Supplied records Start Marker
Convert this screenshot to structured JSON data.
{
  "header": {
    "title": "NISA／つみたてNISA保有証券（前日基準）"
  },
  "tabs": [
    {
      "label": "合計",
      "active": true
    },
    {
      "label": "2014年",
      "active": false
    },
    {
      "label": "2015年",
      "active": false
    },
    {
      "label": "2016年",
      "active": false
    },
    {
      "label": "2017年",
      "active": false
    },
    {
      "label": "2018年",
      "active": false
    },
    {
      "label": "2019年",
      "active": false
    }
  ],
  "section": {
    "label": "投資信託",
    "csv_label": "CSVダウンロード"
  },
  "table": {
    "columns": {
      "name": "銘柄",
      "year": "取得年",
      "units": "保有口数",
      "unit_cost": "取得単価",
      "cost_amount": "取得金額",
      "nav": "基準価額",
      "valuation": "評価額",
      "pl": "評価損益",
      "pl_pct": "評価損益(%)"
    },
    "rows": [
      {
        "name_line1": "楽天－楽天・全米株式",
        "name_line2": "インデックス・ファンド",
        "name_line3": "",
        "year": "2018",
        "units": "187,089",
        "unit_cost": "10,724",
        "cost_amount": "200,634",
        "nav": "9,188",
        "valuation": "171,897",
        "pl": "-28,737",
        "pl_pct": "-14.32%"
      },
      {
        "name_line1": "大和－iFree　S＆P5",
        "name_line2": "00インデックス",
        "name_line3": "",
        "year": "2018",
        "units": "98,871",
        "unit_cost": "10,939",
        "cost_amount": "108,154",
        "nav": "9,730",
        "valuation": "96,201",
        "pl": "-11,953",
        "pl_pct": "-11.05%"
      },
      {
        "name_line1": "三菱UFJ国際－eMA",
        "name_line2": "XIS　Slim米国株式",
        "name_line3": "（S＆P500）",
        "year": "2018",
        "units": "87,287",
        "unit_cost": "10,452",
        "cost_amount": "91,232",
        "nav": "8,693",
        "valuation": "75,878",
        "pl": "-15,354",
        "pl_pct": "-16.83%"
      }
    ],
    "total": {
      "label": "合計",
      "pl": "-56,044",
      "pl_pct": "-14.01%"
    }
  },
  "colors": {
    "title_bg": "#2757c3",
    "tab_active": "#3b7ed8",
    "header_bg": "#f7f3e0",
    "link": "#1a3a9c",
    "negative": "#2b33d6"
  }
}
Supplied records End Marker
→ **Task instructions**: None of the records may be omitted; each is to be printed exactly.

→ **Result of the exercise**:
Convert this screenshot to structured JSON data.
{
  "header": {
    "title": "NISA／つみたてNISA保有証券（前日基準）"
  },
  "tabs": [
    {
      "label": "合計",
      "active": true
    },
    {
      "label": "2014年",
      "active": false
    },
    {
      "label": "2015年",
      "active": false
    },
    {
      "label": "2016年",
      "active": false
    },
    {
      "label": "2017年",
      "active": false
    },
    {
      "label": "2018年",
      "active": false
    },
    {
      "label": "2019年",
      "active": false
    }
  ],
  "section": {
    "label": "投資信託",
    "csv_label": "CSVダウンロード"
  },
  "table": {
    "columns": {
      "name": "銘柄",
      "year": "取得年",
      "units": "保有口数",
      "unit_cost": "取得単価",
      "cost_amount": "取得金額",
      "nav": "基準価額",
      "valuation": "評価額",
      "pl": "評価損益",
      "pl_pct": "評価損益(%)"
    },
    "rows": [
      {
        "name_line1": "楽天－楽天・全米株式",
        "name_line2": "インデックス・ファンド",
        "name_line3": "",
        "year": "2018",
        "units": "187,089",
        "unit_cost": "10,724",
        "cost_amount": "200,634",
        "nav": "9,188",
        "valuation": "171,897",
        "pl": "-28,737",
        "pl_pct": "-14.32%"
      },
      {
        "name_line1": "大和－iFree　S＆P5",
        "name_line2": "00インデックス",
        "name_line3": "",
        "year": "2018",
        "units": "98,871",
        "unit_cost": "10,939",
        "cost_amount": "108,154",
        "nav": "9,730",
        "valuation": "96,201",
        "pl": "-11,953",
        "pl_pct": "-11.05%"
      },
      {
        "name_line1": "三菱UFJ国際－eMA",
        "name_line2": "XIS　Slim米国株式",
        "name_line3": "（S＆P500）",
        "year": "2018",
        "units": "87,287",
        "unit_cost": "10,452",
        "cost_amount": "91,232",
        "nav": "8,693",
        "valuation": "75,878",
        "pl": "-15,354",
        "pl_pct": "-16.83%"
      }
    ],
    "total": {
      "label": "合計",
      "pl": "-56,044",
      "pl_pct": "-14.01%"
    }
  },
  "colors": {
    "title_bg": "#2757c3",
    "tab_active": "#3b7ed8",
    "header_bg": "#f7f3e0",
    "link": "#1a3a9c",
    "negative": "#2b33d6"
  }
}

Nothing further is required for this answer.